Add this to the list of worthwhile excursions in Michigan
Meadowbrook Hall (media by JC)
My parents introduced me to this little gem of an excursion several years ago. Perhaps I should refer to it as a colossal gem! Meadowbrook Hall, a National Historic Landmark, is used as a museum and events venue.
One of the 110 rooms (media by JC)
First, the history:
The 88,000-square-foot, 110-room mansion was the home to Matilda Dodge Wilson, her second husband Alfred Wilson, and their four children. Can you imagine 110 rooms in one place of residence? You can only live in so many!
This behemoth of a residence is primarily due to the inspiration and the achievements of Matilda’s first husband, John F. Dodge, co-founder of the incredibly successful Dodge Bros Motor Car Company. John Dodge’s death in 1920 left Matilda as one of the world’s wealthiest women.
Building started in 1926 and finished in 1929 at the cost of 4 million dollars, which was no paltry sum at the time.
Matilda Dodge was involved in the home’s design, details, and furnishings, down to the switch covers.
Alfred Wilson was a wealthy lumber tycoon in his own right. You can see his “wood” signature throughout the home.
Most of the home was built with American materials and crafted by Americans, a detail that pleased Matilda.
The home’s building came at a time when wealthy industrialists sought out rural locations with wide-reaching scenic landscapes. This property was erected on 1820 acres of rural land.
In 1957, the Wilsons donated their residence, its collections, the estate’s 1,500 acres, and $2 million to found what would become Oakland University.
Typical Window View (media by JC)
Meadow Brook represents one of the finest examples of Tudor-revival architecture in America. This architectural style is English-inspired and flaunts natural materials like stone, brick, and wood. Tudor-inspired shingled roofs, asymmetrical styling, and tall multi-pane windows throughout the property. Matilda and Alfred were heavily influenced by their honeymoon trip to England and the large homes they toured. This inspiration can be felt and observed throughout the house with the superb craftsmanship, architectural detailing, and grand scale.
The house and property are a spectacle to see throughout all seasons, but my first memories always recollect the Christmas season. The house is dressed with countless decorations and no less than 50 Christmas trees. The trees are a work of art as they each have their unique decorations. To capture the attention of young children, the tour organizers have continued their scavenger hunt activity. This year’s task was to find several large paws (pictures of a dog’s foot) throughout the home. A few years ago, they were tasked with finding horses on random Christmas trees.
Typical Bedroom (media by JC)
The pictures will not do this home justice. To say it is overwhelming would be an understatement. I would say this is “ridiculous” money. The children had entire dedicated wings in the home. These wings also had ample room for any guests the children wanted to entertain.

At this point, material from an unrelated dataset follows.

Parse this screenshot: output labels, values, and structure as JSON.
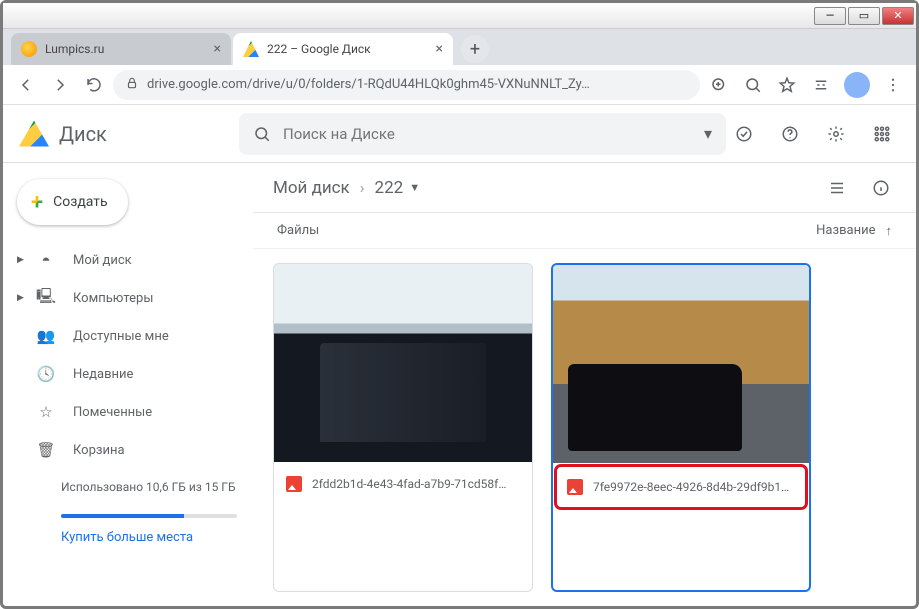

Bedroom (media by JC)
As mentioned earlier, Alfred was a lumber baron, and the amount of wood throughout this home is beyond describable. The details were impeccable, and the crafters have to be commended (I’m sure they were!)
Detailed Wooden Walls (media by JC)
Typical Bathroom (media by JC)
The building was built to last and is a true testament to the American craftsmen of the time. This is truly a destination worth experiencing, if ever in the state of Michigan.
Outdoor Workshop (media by JC)
Visit other Michigan Destinations: